The Utah Transit Authority will make several adjustments to TRAX and bus service for the Salt Lake City Marathon on Saturday. UTA encourages marathon participants and supporters to avoid parking and congestion in the downtown area by riding public transit. The changes are as follows:

TRAX • UTA will run early trains and extra service to downtown and the University of Utah to serve race participants, volunteers and spectators.

Extra trains will depart Central Point (2100 South) northbound at 3:56, 4:16, 4:36 and 4:56 a.m. UTA will also run extra trains from Salt Lake Central directly to the Medical Center, departing at 4:06, 4:26, 4:27, 4:46, 4:47, 5:07, and 5:27 a.m.

The Red Line will run a regular Saturday schedule, with the first northbound departure from Daybreak at 5:56 a.m. However, from 7 a.m. to 1 p.m., the rail line will be closed at 400 South and State Street due to the marathon. During this period, north- and southbound Red Line trains will operate to and from Salt Lake Central Station instead of running on 400 South. East of State Street, other Red Line trains will run between Library Station and Medical Center Station. Individuals traveling to or from the University of Utah will need to walk between the Court House and Library stations. Accessible bus service will be available for passengers unable to complete a walking transfer.

The Blue and Green lines will run regular Saturday service schedules. The first Blue Line train will depart from Sandy Civic Station at 5:56 a.m. The first Green Line train will depart from West Valley Central Station at 5:21 a.m.

Bus • Due to the number of road closures during the marathon, some UTA bus routes will be on detour, while others will experience a delayed service start.

The following routes will be on detour: 2, 3, 6, 200, 209, 220, 470, 516, 517, 519.

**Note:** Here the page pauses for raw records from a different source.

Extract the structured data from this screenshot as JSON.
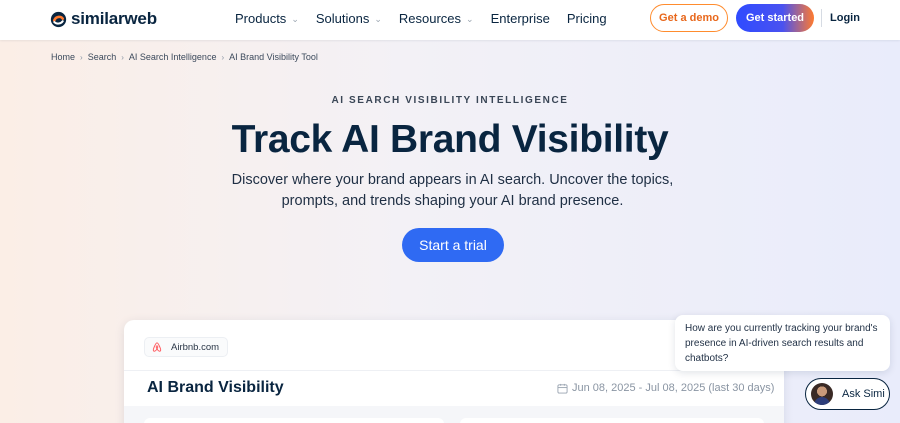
{
  "header": {
    "brand": "similarweb",
    "nav": [
      {
        "label": "Products",
        "chevron": true
      },
      {
        "label": "Solutions",
        "chevron": true
      },
      {
        "label": "Resources",
        "chevron": true
      },
      {
        "label": "Enterprise",
        "chevron": false
      },
      {
        "label": "Pricing",
        "chevron": false
      }
    ],
    "demo_label": "Get a demo",
    "started_label": "Get started",
    "login_label": "Login"
  },
  "breadcrumb": [
    "Home",
    "Search",
    "AI Search Intelligence",
    "AI Brand Visibility Tool"
  ],
  "hero": {
    "eyebrow": "AI SEARCH VISIBILITY INTELLIGENCE",
    "title": "Track AI Brand Visibility",
    "subtitle": "Discover where your brand appears in AI search. Uncover the topics, prompts, and trends shaping your AI brand presence.",
    "cta": "Start a trial"
  },
  "preview": {
    "site": "Airbnb.com",
    "title": "AI Brand Visibility",
    "date_range": "Jun 08, 2025 - Jul 08, 2025 (last 30 days)"
  },
  "chat": {
    "message": "How are you currently tracking your brand's presence in AI-driven search results and chatbots?",
    "button": "Ask Simi"
  },
  "colors": {
    "brand_navy": "#092540",
    "cta_blue": "#2f6af3",
    "demo_orange": "#ff8c2e",
    "airbnb": "#ff5a5f"
  },
  "icons": [
    "similarweb-logo-icon",
    "chevron-down-icon",
    "chevron-right-icon",
    "airbnb-icon",
    "calendar-icon",
    "avatar"
  ]
}
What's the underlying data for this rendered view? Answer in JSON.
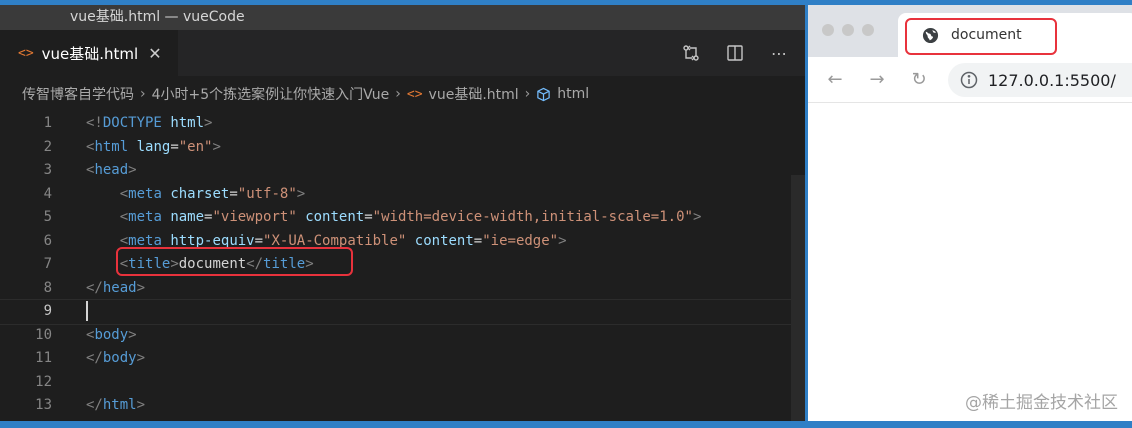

The following routes will have a delayed start of service: 21, 33, 39, 45, 205, 209, 213, 220, 550. Some routes will not begin service until after the marathon.